Source data:
· · ·
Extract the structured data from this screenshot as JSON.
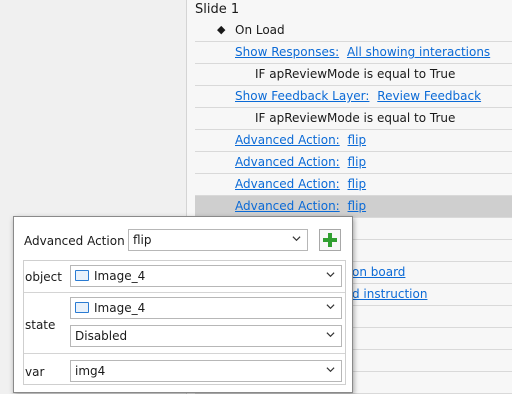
{
  "triggers": {
    "slide_title": "Slide 1",
    "on_load": "On Load",
    "rows": [
      {
        "action": "Show Responses:",
        "target": "All showing interactions"
      },
      {
        "condition": "IF apReviewMode is equal to True"
      },
      {
        "action": "Show Feedback Layer:",
        "target": "Review Feedback"
      },
      {
        "condition": "IF apReviewMode is equal to True"
      },
      {
        "action": "Advanced Action:",
        "target": "flip"
      },
      {
        "action": "Advanced Action:",
        "target": "flip"
      },
      {
        "action": "Advanced Action:",
        "target": "flip"
      },
      {
        "action": "Advanced Action:",
        "target": "flip"
      }
    ],
    "partial_rows": [
      "on board",
      "d instruction"
    ]
  },
  "popup": {
    "header_label": "Advanced Action",
    "action_value": "flip",
    "add_icon": "plus-icon",
    "object_label": "object",
    "object_value": "Image_4",
    "state_label": "state",
    "state_object_value": "Image_4",
    "state_value": "Disabled",
    "var_label": "var",
    "var_value": "img4"
  },
  "colors": {
    "link": "#0b6ad6",
    "add": "#2f9e2f",
    "selected_row": "#cfcfcf"
  }
}
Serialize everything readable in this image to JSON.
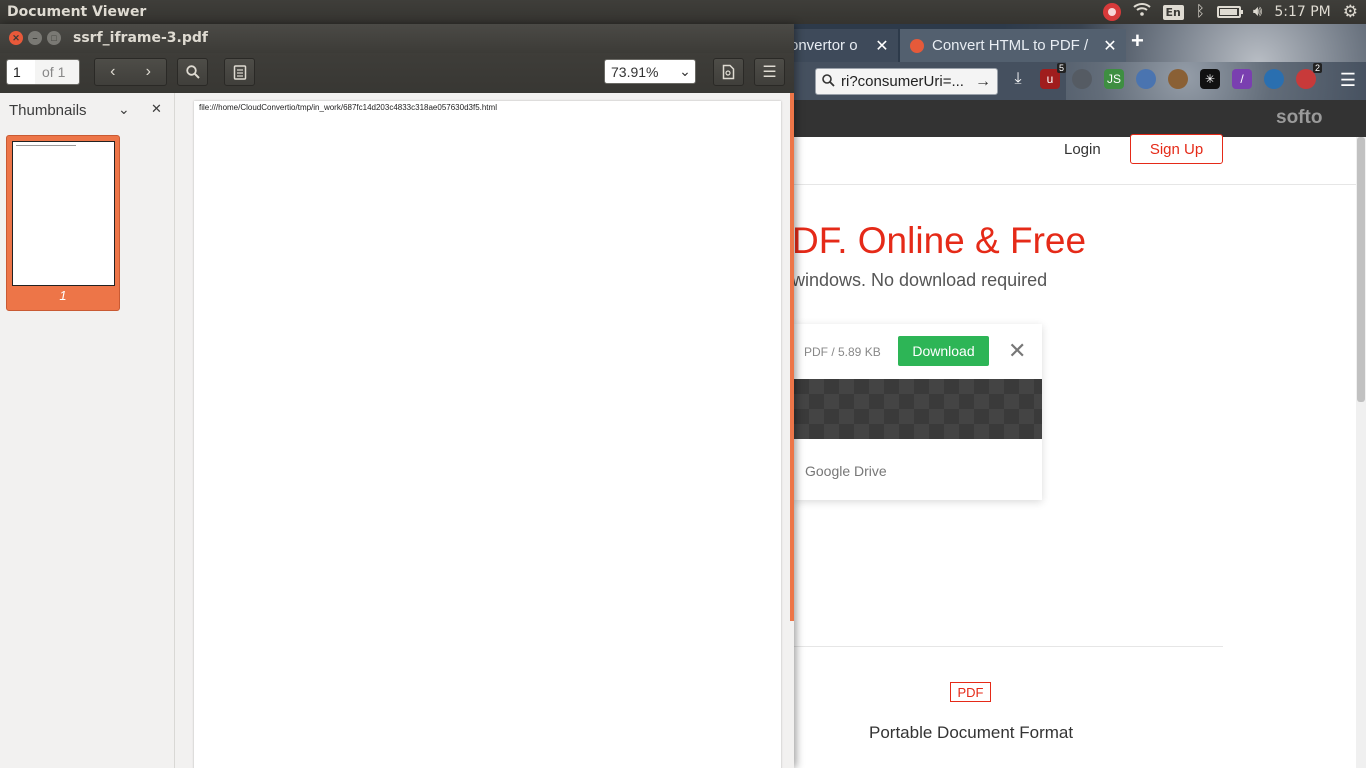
{
  "panel": {
    "app_title": "Document Viewer",
    "keyboard_layout": "En",
    "clock": "5:17 PM",
    "icons": [
      "red-indicator-icon",
      "wifi-icon",
      "keyboard-icon",
      "bluetooth-icon",
      "battery-icon",
      "volume-icon",
      "gear-icon"
    ]
  },
  "browser": {
    "tabs": [
      {
        "label": "onvertor o",
        "active": false
      },
      {
        "label": "Convert HTML to PDF /",
        "active": true
      }
    ],
    "url": "ri?consumerUri=...",
    "extensions": [
      {
        "name": "ublock-icon",
        "badge": "5",
        "color": "#a01d1d"
      },
      {
        "name": "extension-icon-grey",
        "badge": "",
        "color": "#555b63"
      },
      {
        "name": "js-icon",
        "badge": "",
        "color": "#3e8e41"
      },
      {
        "name": "globe-icon",
        "badge": "",
        "color": "#4a74b0"
      },
      {
        "name": "cookie-icon",
        "badge": "",
        "color": "#8a6035"
      },
      {
        "name": "spark-icon",
        "badge": "",
        "color": "#111111"
      },
      {
        "name": "pen-icon",
        "badge": "",
        "color": "#7a3fb0"
      },
      {
        "name": "earth-icon",
        "badge": "",
        "color": "#2a6fb0"
      },
      {
        "name": "share-icon",
        "badge": "2",
        "color": "#c83a3a"
      }
    ],
    "site": {
      "logo": "softo",
      "login": "Login",
      "signup": "Sign Up",
      "hero_title": "DF. Online & Free",
      "hero_sub": "windows. No download required",
      "card_meta": "PDF / 5.89 KB",
      "download": "Download",
      "gdrive": "Google Drive",
      "pdf_badge": "PDF",
      "format_name": "Portable Document Format"
    }
  },
  "viewer": {
    "filename": "ssrf_iframe-3.pdf",
    "page_current": "1",
    "page_total": "of 1",
    "zoom": "73.91%",
    "sidebar_title": "Thumbnails",
    "thumbnail_label": "1",
    "page_text": "file:///home/CloudConvertio/tmp/in_work/687fc14d203c4833c318ae057630d3f5.html"
  }
}
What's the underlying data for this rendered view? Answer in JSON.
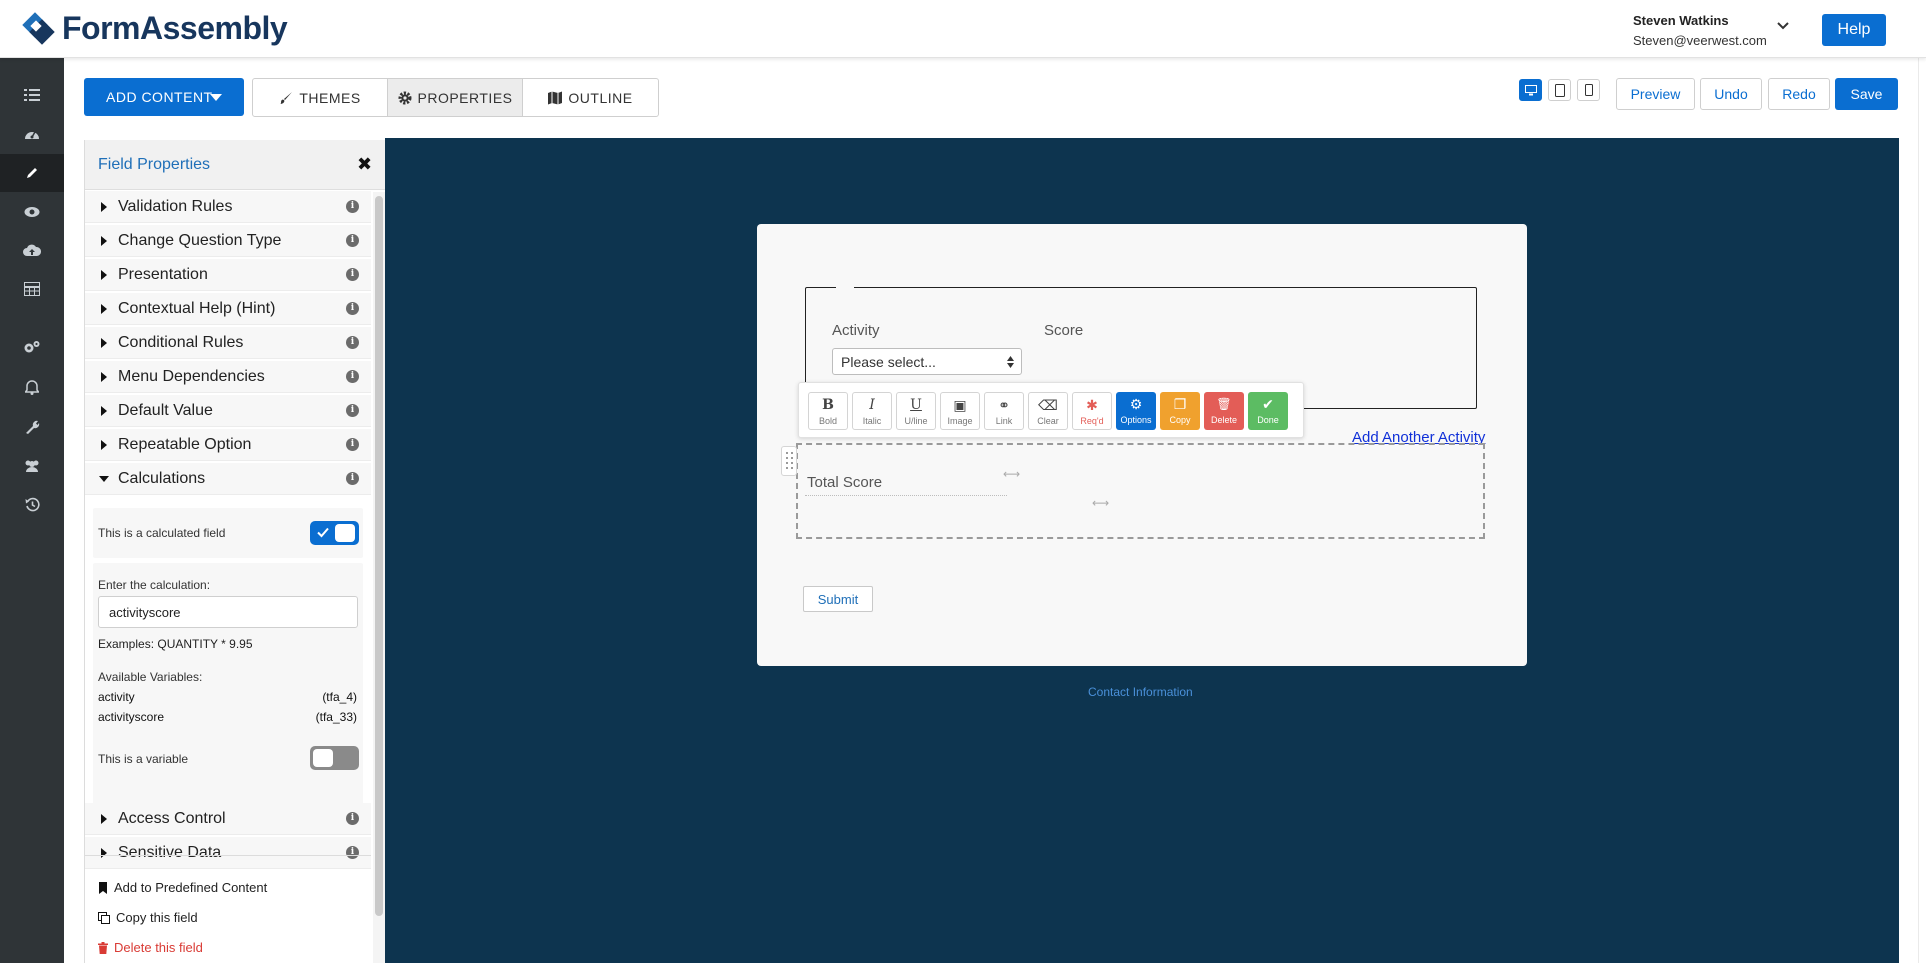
{
  "brand": {
    "name": "FormAssembly",
    "colors": {
      "primary": "#0a6ed1",
      "canvas": "#0d344f",
      "logo": "#17365d"
    }
  },
  "user": {
    "name": "Steven Watkins",
    "email": "Steven@veerwest.com"
  },
  "header": {
    "help_label": "Help"
  },
  "rail": {
    "items": [
      "list-icon",
      "dashboard-icon",
      "pencil-icon",
      "eye-icon",
      "cloud-upload-icon",
      "table-icon",
      "gears-icon",
      "bell-icon",
      "wrench-icon",
      "users-icon",
      "history-icon"
    ],
    "active": "pencil-icon"
  },
  "toolbar": {
    "add_content_label": "ADD CONTENT",
    "tabs": [
      {
        "label": "THEMES",
        "icon": "brush-icon"
      },
      {
        "label": "PROPERTIES",
        "icon": "gear-icon",
        "active": true
      },
      {
        "label": "OUTLINE",
        "icon": "map-icon"
      }
    ],
    "devices": [
      "desktop-icon",
      "tablet-icon",
      "phone-icon"
    ],
    "active_device": "desktop-icon",
    "preview_label": "Preview",
    "undo_label": "Undo",
    "redo_label": "Redo",
    "save_label": "Save"
  },
  "panel": {
    "title": "Field Properties",
    "close_glyph": "✖",
    "sections": [
      "Validation Rules",
      "Change Question Type",
      "Presentation",
      "Contextual Help (Hint)",
      "Conditional Rules",
      "Menu Dependencies",
      "Default Value",
      "Repeatable Option",
      "Calculations"
    ],
    "expanded_section": "Calculations",
    "calculations": {
      "calculated_label": "This is a calculated field",
      "calculated_on": true,
      "enter_label": "Enter the calculation:",
      "calculation_value": "activityscore",
      "examples": "Examples: QUANTITY * 9.95",
      "variables_label": "Available Variables:",
      "variables": [
        {
          "name": "activity",
          "id": "(tfa_4)"
        },
        {
          "name": "activityscore",
          "id": "(tfa_33)"
        }
      ],
      "variable_label": "This is a variable",
      "variable_on": false
    },
    "sections_after": [
      "Access Control",
      "Sensitive Data"
    ],
    "footer": {
      "add_predefined": "Add to Predefined Content",
      "copy_field": "Copy this field",
      "delete_field": "Delete this field"
    },
    "info_glyph": "i"
  },
  "form": {
    "activity_label": "Activity",
    "score_label": "Score",
    "select_placeholder": "Please select...",
    "add_another": "Add Another Activity",
    "total_score_label": "Total Score",
    "submit_label": "Submit",
    "contact_link": "Contact Information",
    "resize_glyph": "⟷"
  },
  "editor_toolbar": {
    "buttons": [
      {
        "label": "Bold",
        "glyph": "B",
        "icon": "bold-icon"
      },
      {
        "label": "Italic",
        "glyph": "I",
        "icon": "italic-icon"
      },
      {
        "label": "U/line",
        "glyph": "U",
        "icon": "underline-icon"
      },
      {
        "label": "Image",
        "glyph": "▣",
        "icon": "image-icon"
      },
      {
        "label": "Link",
        "glyph": "⚭",
        "icon": "link-icon"
      },
      {
        "label": "Clear",
        "glyph": "⌫",
        "icon": "eraser-icon"
      },
      {
        "label": "Req'd",
        "glyph": "✱",
        "icon": "asterisk-icon"
      },
      {
        "label": "Options",
        "glyph": "⚙",
        "icon": "gear-icon",
        "color": "#0a6ed1"
      },
      {
        "label": "Copy",
        "glyph": "❐",
        "icon": "copy-icon",
        "color": "#f0a12e"
      },
      {
        "label": "Delete",
        "glyph": "🗑",
        "icon": "trash-icon",
        "color": "#e35d57"
      },
      {
        "label": "Done",
        "glyph": "✔",
        "icon": "check-icon",
        "color": "#5cbc63"
      }
    ]
  }
}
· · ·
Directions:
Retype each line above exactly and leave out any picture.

Solution for this task:
Extract the structured data from this screenshot as JSON.
{
  "triggers": {
    "slide_title": "Slide 1",
    "on_load": "On Load",
    "rows": [
      {
        "action": "Show Responses:",
        "target": "All showing interactions"
      },
      {
        "condition": "IF apReviewMode is equal to True"
      },
      {
        "action": "Show Feedback Layer:",
        "target": "Review Feedback"
      },
      {
        "condition": "IF apReviewMode is equal to True"
      },
      {
        "action": "Advanced Action:",
        "target": "flip"
      },
      {
        "action": "Advanced Action:",
        "target": "flip"
      },
      {
        "action": "Advanced Action:",
        "target": "flip"
      },
      {
        "action": "Advanced Action:",
        "target": "flip"
      }
    ],
    "partial_rows": [
      "on board",
      "d instruction"
    ]
  },
  "popup": {
    "header_label": "Advanced Action",
    "action_value": "flip",
    "add_icon": "plus-icon",
    "object_label": "object",
    "object_value": "Image_4",
    "state_label": "state",
    "state_object_value": "Image_4",
    "state_value": "Disabled",
    "var_label": "var",
    "var_value": "img4"
  },
  "colors": {
    "link": "#0b6ad6",
    "add": "#2f9e2f",
    "selected_row": "#cfcfcf"
  }
}
Serialize everything readable in this image to JSON.
{
  "panel": {
    "app_title": "Document Viewer",
    "keyboard_layout": "En",
    "clock": "5:17 PM",
    "icons": [
      "red-indicator-icon",
      "wifi-icon",
      "keyboard-icon",
      "bluetooth-icon",
      "battery-icon",
      "volume-icon",
      "gear-icon"
    ]
  },
  "browser": {
    "tabs": [
      {
        "label": "onvertor o",
        "active": false
      },
      {
        "label": "Convert HTML to PDF /",
        "active": true
      }
    ],
    "url": "ri?consumerUri=...",
    "extensions": [
      {
        "name": "ublock-icon",
        "badge": "5",
        "color": "#a01d1d"
      },
      {
        "name": "extension-icon-grey",
        "badge": "",
        "color": "#555b63"
      },
      {
        "name": "js-icon",
        "badge": "",
        "color": "#3e8e41"
      },
      {
        "name": "globe-icon",
        "badge": "",
        "color": "#4a74b0"
      },
      {
        "name": "cookie-icon",
        "badge": "",
        "color": "#8a6035"
      },
      {
        "name": "spark-icon",
        "badge": "",
        "color": "#111111"
      },
      {
        "name": "pen-icon",
        "badge": "",
        "color": "#7a3fb0"
      },
      {
        "name": "earth-icon",
        "badge": "",
        "color": "#2a6fb0"
      },
      {
        "name": "share-icon",
        "badge": "2",
        "color": "#c83a3a"
      }
    ],
    "site": {
      "logo": "softo",
      "login": "Login",
      "signup": "Sign Up",
      "hero_title": "DF. Online & Free",
      "hero_sub": "windows. No download required",
      "card_meta": "PDF / 5.89 KB",
      "download": "Download",
      "gdrive": "Google Drive",
      "pdf_badge": "PDF",
      "format_name": "Portable Document Format"
    }
  },
  "viewer": {
    "filename": "ssrf_iframe-3.pdf",
    "page_current": "1",
    "page_total": "of 1",
    "zoom": "73.91%",
    "sidebar_title": "Thumbnails",
    "thumbnail_label": "1",
    "page_text": "file:///home/CloudConvertio/tmp/in_work/687fc14d203c4833c318ae057630d3f5.html"
  }
}
What's the underlying data for this rendered view? Answer in JSON.
{
  "brand": {
    "name": "FormAssembly",
    "colors": {
      "primary": "#0a6ed1",
      "canvas": "#0d344f",
      "logo": "#17365d"
    }
  },
  "user": {
    "name": "Steven Watkins",
    "email": "Steven@veerwest.com"
  },
  "header": {
    "help_label": "Help"
  },
  "rail": {
    "items": [
      "list-icon",
      "dashboard-icon",
      "pencil-icon",
      "eye-icon",
      "cloud-upload-icon",
      "table-icon",
      "gears-icon",
      "bell-icon",
      "wrench-icon",
      "users-icon",
      "history-icon"
    ],
    "active": "pencil-icon"
  },
  "toolbar": {
    "add_content_label": "ADD CONTENT",
    "tabs": [
      {
        "label": "THEMES",
        "icon": "brush-icon"
      },
      {
        "label": "PROPERTIES",
        "icon": "gear-icon",
        "active": true
      },
      {
        "label": "OUTLINE",
        "icon": "map-icon"
      }
    ],
    "devices": [
      "desktop-icon",
      "tablet-icon",
      "phone-icon"
    ],
    "active_device": "desktop-icon",
    "preview_label": "Preview",
    "undo_label": "Undo",
    "redo_label": "Redo",
    "save_label": "Save"
  },
  "panel": {
    "title": "Field Properties",
    "close_glyph": "✖",
    "sections": [
      "Validation Rules",
      "Change Question Type",
      "Presentation",
      "Contextual Help (Hint)",
      "Conditional Rules",
      "Menu Dependencies",
      "Default Value",
      "Repeatable Option",
      "Calculations"
    ],
    "expanded_section": "Calculations",
    "calculations": {
      "calculated_label": "This is a calculated field",
      "calculated_on": true,
      "enter_label": "Enter the calculation:",
      "calculation_value": "activityscore",
      "examples": "Examples: QUANTITY * 9.95",
      "variables_label": "Available Variables:",
      "variables": [
        {
          "name": "activity",
          "id": "(tfa_4)"
        },
        {
          "name": "activityscore",
          "id": "(tfa_33)"
        }
      ],
      "variable_label": "This is a variable",
      "variable_on": false
    },
    "sections_after": [
      "Access Control",
      "Sensitive Data"
    ],
    "footer": {
      "add_predefined": "Add to Predefined Content",
      "copy_field": "Copy this field",
      "delete_field": "Delete this field"
    },
    "info_glyph": "i"
  },
  "form": {
    "activity_label": "Activity",
    "score_label": "Score",
    "select_placeholder": "Please select...",
    "add_another": "Add Another Activity",
    "total_score_label": "Total Score",
    "submit_label": "Submit",
    "contact_link": "Contact Information",
    "resize_glyph": "⟷"
  },
  "editor_toolbar": {
    "buttons": [
      {
        "label": "Bold",
        "glyph": "B",
        "icon": "bold-icon"
      },
      {
        "label": "Italic",
        "glyph": "I",
        "icon": "italic-icon"
      },
      {
        "label": "U/line",
        "glyph": "U",
        "icon": "underline-icon"
      },
      {
        "label": "Image",
        "glyph": "▣",
        "icon": "image-icon"
      },
      {
        "label": "Link",
        "glyph": "⚭",
        "icon": "link-icon"
      },
      {
        "label": "Clear",
        "glyph": "⌫",
        "icon": "eraser-icon"
      },
      {
        "label": "Req'd",
        "glyph": "✱",
        "icon": "asterisk-icon"
      },
      {
        "label": "Options",
        "glyph": "⚙",
        "icon": "gear-icon",
        "color": "#0a6ed1"
      },
      {
        "label": "Copy",
        "glyph": "❐",
        "icon": "copy-icon",
        "color": "#f0a12e"
      },
      {
        "label": "Delete",
        "glyph": "🗑",
        "icon": "trash-icon",
        "color": "#e35d57"
      },
      {
        "label": "Done",
        "glyph": "✔",
        "icon": "check-icon",
        "color": "#5cbc63"
      }
    ]
  }
}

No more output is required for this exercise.